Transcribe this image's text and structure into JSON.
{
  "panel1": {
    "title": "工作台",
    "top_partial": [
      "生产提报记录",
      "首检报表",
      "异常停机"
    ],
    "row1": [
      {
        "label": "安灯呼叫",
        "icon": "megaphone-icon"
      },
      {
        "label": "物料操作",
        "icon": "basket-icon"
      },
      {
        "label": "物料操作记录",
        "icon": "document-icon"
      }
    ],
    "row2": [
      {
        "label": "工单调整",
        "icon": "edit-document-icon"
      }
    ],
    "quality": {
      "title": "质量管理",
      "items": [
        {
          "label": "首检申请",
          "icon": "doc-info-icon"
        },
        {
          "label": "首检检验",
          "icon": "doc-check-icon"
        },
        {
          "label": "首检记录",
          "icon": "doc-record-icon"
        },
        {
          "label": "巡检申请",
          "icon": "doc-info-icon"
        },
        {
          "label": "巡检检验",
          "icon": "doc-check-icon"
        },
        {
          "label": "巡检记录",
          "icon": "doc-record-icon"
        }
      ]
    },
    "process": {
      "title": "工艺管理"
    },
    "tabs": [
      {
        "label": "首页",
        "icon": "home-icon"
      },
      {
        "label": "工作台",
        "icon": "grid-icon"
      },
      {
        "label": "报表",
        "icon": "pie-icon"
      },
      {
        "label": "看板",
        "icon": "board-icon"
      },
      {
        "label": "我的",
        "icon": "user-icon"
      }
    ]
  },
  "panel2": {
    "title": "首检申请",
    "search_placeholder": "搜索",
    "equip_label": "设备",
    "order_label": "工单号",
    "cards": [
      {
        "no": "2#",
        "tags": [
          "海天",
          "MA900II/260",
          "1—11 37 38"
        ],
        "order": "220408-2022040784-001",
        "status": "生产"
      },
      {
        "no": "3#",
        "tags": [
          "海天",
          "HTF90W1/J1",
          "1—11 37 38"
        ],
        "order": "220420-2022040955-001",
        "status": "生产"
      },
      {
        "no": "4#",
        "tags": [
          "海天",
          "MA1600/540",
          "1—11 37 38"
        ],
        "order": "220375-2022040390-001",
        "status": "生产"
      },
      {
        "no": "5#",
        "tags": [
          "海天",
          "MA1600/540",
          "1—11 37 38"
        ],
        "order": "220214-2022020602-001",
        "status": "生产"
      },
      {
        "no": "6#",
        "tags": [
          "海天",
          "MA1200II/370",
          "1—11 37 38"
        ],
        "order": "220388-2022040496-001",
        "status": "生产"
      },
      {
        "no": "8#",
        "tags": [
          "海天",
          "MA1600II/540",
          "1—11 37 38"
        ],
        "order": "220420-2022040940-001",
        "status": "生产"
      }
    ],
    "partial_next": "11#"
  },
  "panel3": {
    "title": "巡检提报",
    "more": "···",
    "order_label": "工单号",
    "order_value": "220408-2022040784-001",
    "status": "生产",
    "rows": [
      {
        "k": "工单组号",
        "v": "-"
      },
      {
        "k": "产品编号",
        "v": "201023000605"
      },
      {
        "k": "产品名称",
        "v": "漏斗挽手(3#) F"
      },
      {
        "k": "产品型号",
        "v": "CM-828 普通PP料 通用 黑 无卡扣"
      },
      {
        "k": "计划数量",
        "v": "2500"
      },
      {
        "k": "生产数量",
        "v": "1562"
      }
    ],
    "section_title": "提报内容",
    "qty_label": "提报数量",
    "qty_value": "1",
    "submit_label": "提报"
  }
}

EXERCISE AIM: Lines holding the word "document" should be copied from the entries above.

ANSWER SECTION:
        "icon": "document-icon"
        "icon": "edit-document-icon"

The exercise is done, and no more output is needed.